‘The Accountant’ Features Some Great Acting


Occasionally a movie surprises me. I did not have high hopes for The Accountant, but it turned out to be an enjoyable picture. It was not memorable; the plot had a few huge holes, and I figured out the “twists” long before they happened. But it provided a couple of hours of entertainment, and that’s saying a lot these days.

Accountant Christian Wolff (Ben Affleck) works out of a strip mall in a small Illinois town helping local residents and living a quiet, far-too-ordered life. It is obvious from the start that he does not relate to people, even while helping them. He has Asperger’s syndrome, a high-functioning form of autism. He is also a math savant, able to take an enormous amount of data and make accounting sense of it.

He is hired by a huge biotech firm, one creating advanced prosthetics, to settle issues raised by Dana Cummings (Anna Kendrick) a young finance person at the company. Wolff meets with Rita Blackburn (Jean Smart), the chief operating officer, as well as brother and boss Lamar Blackburn (John Lithgow), who wants answers even though he “is not interested in money.”

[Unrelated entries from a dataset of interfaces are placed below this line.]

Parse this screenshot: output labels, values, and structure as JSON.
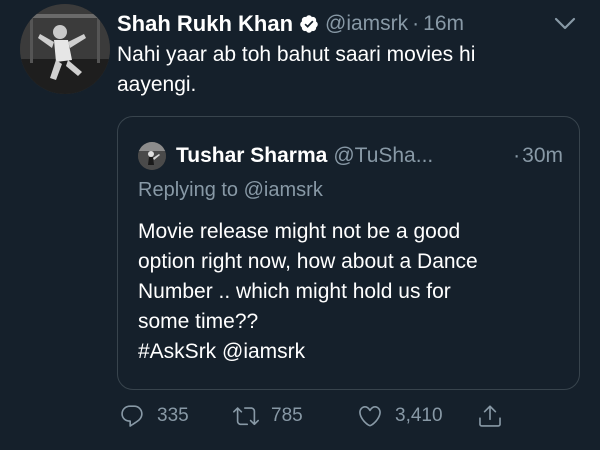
{
  "tweet": {
    "author": {
      "display_name": "Shah Rukh Khan",
      "handle": "@iamsrk",
      "separator": "·",
      "timestamp": "16m",
      "verified": true,
      "avatar_icon": "profile-photo"
    },
    "text": "Nahi yaar ab toh bahut saari movies hi aayengi.",
    "more_icon": "more-options-icon",
    "quoted_tweet": {
      "display_name": "Tushar Sharma",
      "handle": "@TuSha...",
      "separator": "·",
      "timestamp": "30m",
      "replying_to_label": "Replying to",
      "replying_to_handle": "@iamsrk",
      "text_lines": [
        "Movie release might not be a good",
        "option right now, how about a Dance",
        "Number .. which might hold us for",
        "some time??",
        "#AskSrk @iamsrk"
      ]
    },
    "actions": {
      "reply_count": "335",
      "retweet_count": "785",
      "like_count": "3,410",
      "share_icon": "share-icon"
    }
  },
  "colors": {
    "background": "#15202b",
    "text_primary": "#ffffff",
    "text_secondary": "#8899a6",
    "border": "#38444d",
    "verified_badge": "#ffffff"
  }
}
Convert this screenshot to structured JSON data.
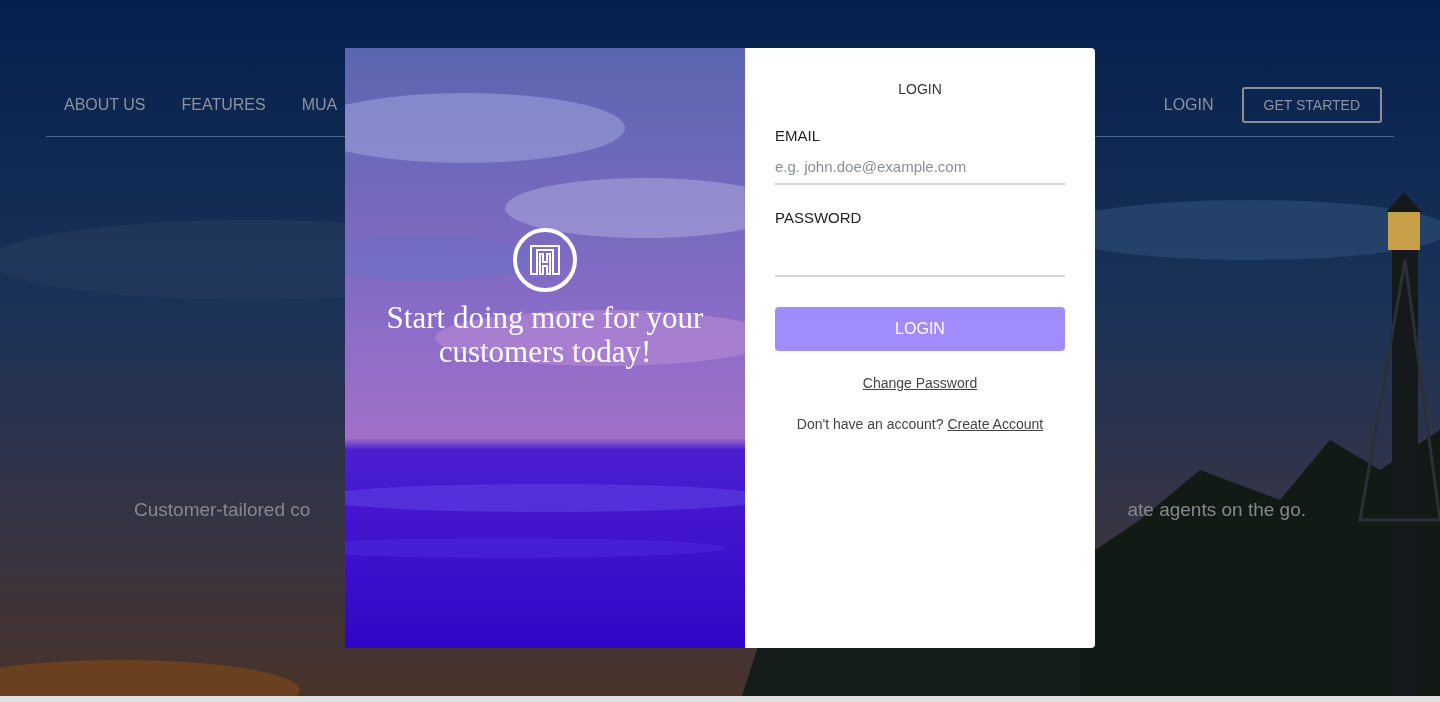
{
  "nav": {
    "items": [
      {
        "label": "ABOUT US"
      },
      {
        "label": "FEATURES"
      },
      {
        "label": "MUA"
      }
    ],
    "login": "LOGIN",
    "get_started": "GET STARTED"
  },
  "tagline_fragments": [
    "Customer-tailored co",
    "ate agents on the go."
  ],
  "modal": {
    "promo_heading": "Start doing more for your customers today!",
    "title": "LOGIN",
    "fields": [
      {
        "label": "EMAIL",
        "placeholder": "e.g. john.doe@example.com",
        "kind": "email"
      },
      {
        "label": "PASSWORD",
        "kind": "password"
      }
    ],
    "submit": "LOGIN",
    "change_password": "Change Password",
    "signup_prompt": "Don't have an account?",
    "signup_link": "Create Account"
  }
}
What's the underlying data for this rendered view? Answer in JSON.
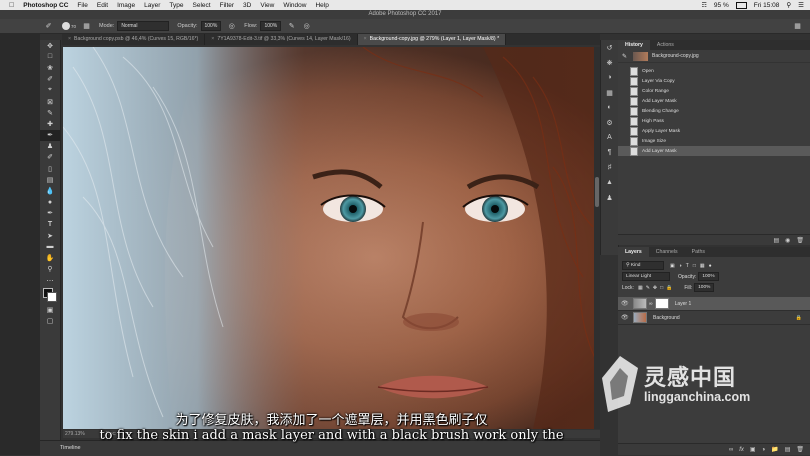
{
  "menubar": {
    "apple": "",
    "app": "Photoshop CC",
    "items": [
      "File",
      "Edit",
      "Image",
      "Layer",
      "Type",
      "Select",
      "Filter",
      "3D",
      "View",
      "Window",
      "Help"
    ],
    "battery": "95 %",
    "time": "Fri 15:08"
  },
  "app_title": "Adobe Photoshop CC 2017",
  "options": {
    "brush_size": "70",
    "mode_label": "Mode:",
    "mode_value": "Normal",
    "opacity_label": "Opacity:",
    "opacity_value": "100%",
    "flow_label": "Flow:",
    "flow_value": "100%"
  },
  "tabs": [
    {
      "label": "Background copy.psb @ 46,4% (Curves 15, RGB/16*)",
      "active": false
    },
    {
      "label": "7Y1A9378-Edit-3.tif @ 33,3% (Curves 14, Layer Mask/16)",
      "active": false
    },
    {
      "label": "Background-copy.jpg @ 279% (Layer 1, Layer Mask/8) *",
      "active": true
    }
  ],
  "status": {
    "zoom": "279.13%",
    "doc": "Doc:"
  },
  "timeline_label": "Timeline",
  "history": {
    "tabs": [
      "History",
      "Actions"
    ],
    "snapshot": "Background-copy.jpg",
    "items": [
      "Open",
      "Layer Via Copy",
      "Color Range",
      "Add Layer Mask",
      "Blending Change",
      "High Pass",
      "Apply Layer Mask",
      "Image Size",
      "Add Layer Mask"
    ],
    "selected_index": 8
  },
  "layers": {
    "tabs": [
      "Layers",
      "Channels",
      "Paths"
    ],
    "filter_value": "Kind",
    "blend_mode": "Linear Light",
    "opacity_label": "Opacity:",
    "opacity_value": "100%",
    "lock_label": "Lock:",
    "fill_label": "Fill:",
    "fill_value": "100%",
    "items": [
      {
        "name": "Layer 1",
        "selected": true
      },
      {
        "name": "Background",
        "selected": false
      }
    ]
  },
  "subtitles": {
    "chinese": "为了修复皮肤，我添加了一个遮罩层，并用黑色刷子仅",
    "english": "to fix the skin i add a mask layer and with a black brush work only the"
  },
  "watermark": {
    "brand": "灵感中国",
    "url": "lingganchina.com"
  }
}
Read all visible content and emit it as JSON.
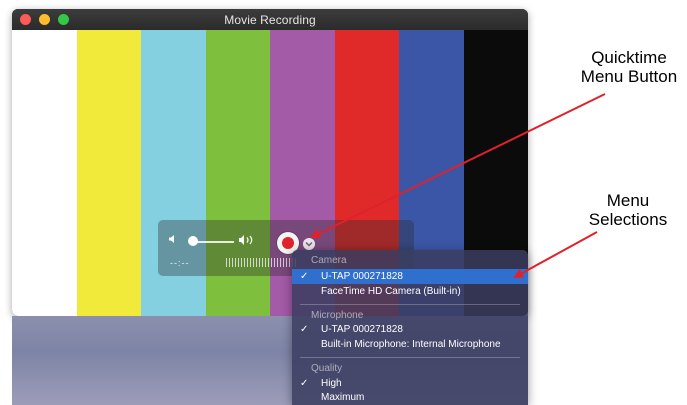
{
  "window": {
    "title": "Movie Recording"
  },
  "colors": {
    "bars": [
      "#ffffff",
      "#f2ea3a",
      "#84d0e0",
      "#7fbf3e",
      "#a35aa7",
      "#e02a2a",
      "#3b56a6",
      "#0b0b0b"
    ],
    "accent": "#e0222c",
    "selection": "#2f6fce",
    "annotation_arrow": "#e0212a"
  },
  "hud": {
    "volume_low_icon": "speaker-low-icon",
    "volume_high_icon": "speaker-high-icon",
    "time": "--:--",
    "record_icon": "record-icon",
    "menu_icon": "chevron-down-icon"
  },
  "menu": {
    "sections": [
      {
        "header": "Camera",
        "items": [
          {
            "label": "U-TAP  000271828",
            "checked": true,
            "selected": true
          },
          {
            "label": "FaceTime HD Camera (Built-in)",
            "checked": false,
            "selected": false
          }
        ]
      },
      {
        "header": "Microphone",
        "items": [
          {
            "label": "U-TAP  000271828",
            "checked": true,
            "selected": false
          },
          {
            "label": "Built-in Microphone: Internal Microphone",
            "checked": false,
            "selected": false
          }
        ]
      },
      {
        "header": "Quality",
        "items": [
          {
            "label": "High",
            "checked": true,
            "selected": false
          },
          {
            "label": "Maximum",
            "checked": false,
            "selected": false
          }
        ]
      }
    ],
    "check_mark": "✓"
  },
  "annotations": {
    "quicktime_line1": "Quicktime",
    "quicktime_line2": "Menu Button",
    "menu_line1": "Menu",
    "menu_line2": "Selections"
  }
}
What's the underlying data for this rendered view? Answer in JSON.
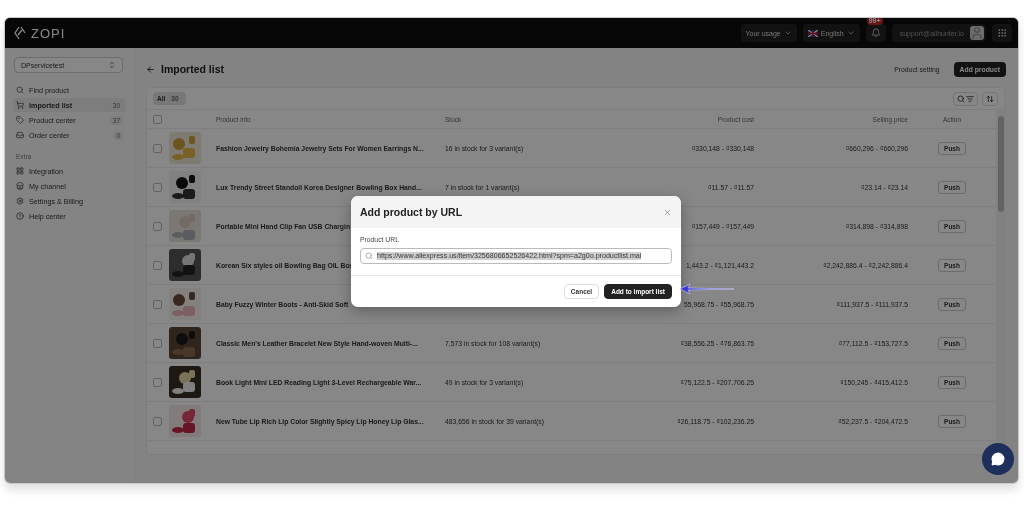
{
  "topbar": {
    "logo": "ZOPI",
    "usage": "Your usage",
    "language": "English",
    "notifications": "99+",
    "account": "support@alihunter.io"
  },
  "sidebar": {
    "store": "DPservicetest",
    "items": [
      {
        "label": "Find product",
        "selected": false
      },
      {
        "label": "Imported list",
        "count": "30",
        "selected": true
      },
      {
        "label": "Product center",
        "count": "37",
        "selected": false
      },
      {
        "label": "Order center",
        "count": "0",
        "selected": false
      }
    ],
    "section": "Extra",
    "extra_items": [
      {
        "label": "Integration",
        "selected": false
      },
      {
        "label": "My channel",
        "selected": false
      },
      {
        "label": "Settings & Billing",
        "selected": false
      },
      {
        "label": "Help center",
        "selected": false
      }
    ]
  },
  "page": {
    "title": "Imported list",
    "secondary_action": "Product setting",
    "primary_action": "Add product"
  },
  "table": {
    "filter_tab": {
      "label": "All",
      "count": "30",
      "selected": true
    },
    "select_all_checked": false,
    "columns": [
      "Product info",
      "Stock",
      "Product cost",
      "Selling price",
      "Action"
    ],
    "rows": [
      {
        "checked": false,
        "name": "Fashion Jewelry Bohemia Jewelry Sets For Women Earrings N...",
        "stock": "16 in stock for 3 variant(s)",
        "cost": "₫330,148 - ₫330,148",
        "price": "₫660,296 - ₫660,296",
        "action": "Push"
      },
      {
        "checked": false,
        "name": "Lux Trendy Street Standoil Korea Designer Bowling Box Hand...",
        "stock": "7 in stock for 1 variant(s)",
        "cost": "₫11.57 - ₫11.57",
        "price": "₫23.14 - ₫23.14",
        "action": "Push"
      },
      {
        "checked": false,
        "name": "Portable Mini Hand Clip Fan USB Chargin",
        "cost": "₫157,449 - ₫157,449",
        "price": "₫314,898 - ₫314,898",
        "action": "Push"
      },
      {
        "checked": false,
        "name": "Korean Six styles oil Bowling Bag OIL Bos",
        "cost": "1,443.2 - ₫1,121,443.2",
        "price": "₫2,242,886.4 - ₫2,242,886.4",
        "action": "Push"
      },
      {
        "checked": false,
        "name": "Baby Fuzzy Winter Boots - Anti-Skid Soft",
        "cost": "55,968.75 - ₫55,968.75",
        "price": "₫111,937.5 - ₫111,937.5",
        "action": "Push"
      },
      {
        "checked": false,
        "name": "Classic Men's Leather Bracelet New Style Hand-woven Multi-...",
        "stock": "7,573 in stock for 108 variant(s)",
        "cost": "₫38,556.25 - ₫76,863.75",
        "price": "₫77,112.5 - ₫153,727.5",
        "action": "Push"
      },
      {
        "checked": false,
        "name": "Book Light Mini LED Reading Light 3-Level Rechargeable War...",
        "stock": "49 in stock for 3 variant(s)",
        "cost": "₫75,122.5 - ₫207,706.25",
        "price": "₫150,245 - ₫415,412.5",
        "action": "Push"
      },
      {
        "checked": false,
        "name": "New Tube Lip Rich Lip Color Slightly Spicy Lip Honey Lip Glas...",
        "stock": "483,656 in stock for 39 variant(s)",
        "cost": "₫26,118.75 - ₫102,236.25",
        "price": "₫52,237.5 - ₫204,472.5",
        "action": "Push"
      }
    ]
  },
  "modal": {
    "title": "Add product by URL",
    "field_label": "Product URL",
    "value": "https://www.aliexpress.us/item/3256806652526422.html?spm=a2g0o.productlist.mai",
    "value_selected": true,
    "buttons": [
      {
        "label": "Cancel",
        "kind": "secondary"
      },
      {
        "label": "Add to import list",
        "kind": "primary"
      }
    ]
  }
}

On a parallel track, top government agent Ray King (J.K. Simmons) forces young analyst Marybeth Medina (Cynthia Addai-Robinson) to track down “the accountant” who has worked for drug cartels and gun lords. There is also another hit man, Brax (Jon Bernthal), who has a great time killing off witnesses.

There are a lot of twists and turns, most of which eventually lead to important revelations. At the end, there is a very sweet epilogue, which essentially is a plea for toleration for those emotionally different.

This is a violent movie, to say the least. The death count is high, not as bad as Magnificent Seven, but there are a lot of deaths. By far, the best thing about it is that the acting is really good. Most of the actors get a chance to really do some emoting, and all do it well.

Ben Affleck, not known as an emotional actor, is effective perhaps because he does not have to show much emotion. He manages, however, to demonstrate a modicum of emotion, more in rage at not being able to complete his audit than in real feelings for the adorable, dependent Dana. He dominates the film with his presence, essentially being the target for others’ feelings rather than someone who shows his own feelings. He is, in essence, a violent version of Dustin Hoffman’s Rain Man.

Simmons gives a strong performance. He comes across as both tough and driven. In a wonderfully emotional flashback scene, we see why he wants to learn more about the accountant. His acting in that one scene alone might win him another Oscar nomination. In a movie driven more by action than emotions, during his response to a question of what kind of agent he has been, what type of man, and finally what kind of father, raw emotions fill the screen. At that moment, he is everyman.

The rest of the cast is strong as well. I liked Addai-Robinson as the agent. She made a role that could have been a cardboard cypher into a real person. Even better, writer Bill Dubuque does not make her into a typical genius tracker. It is clear that hard work is necessary, and you empathize with her.

Kendrick is fine as Dana; her perkiness is fun to watch working against Affleck’s stolid demeanor. It is almost painful to watch her try to reach Wolff, seemingly fail, while in the end making a real mark on him. Smart and Lithgow are two strong veterans who handle their roles with ease. Bernthal is fun to watch as the hitman; he has a great way about him, almost the opposite of Affleck. He teases, he pushes, he seems to have a great time. At the climactic scene, he also demonstrates his dramatic chops.

Using someone on the autism spectrum as the fulcrum of a movie was a real risk, but director Gavin O’Connor handles those issues very well. He even uses flashbacks effectively, something rarely done.

This is a strong, tough movie. The violence would be tough for young kids, particularly since it is very direct, while almost video game-like in its quality. But it provided a good time at the movies, and that is a good reason to see it.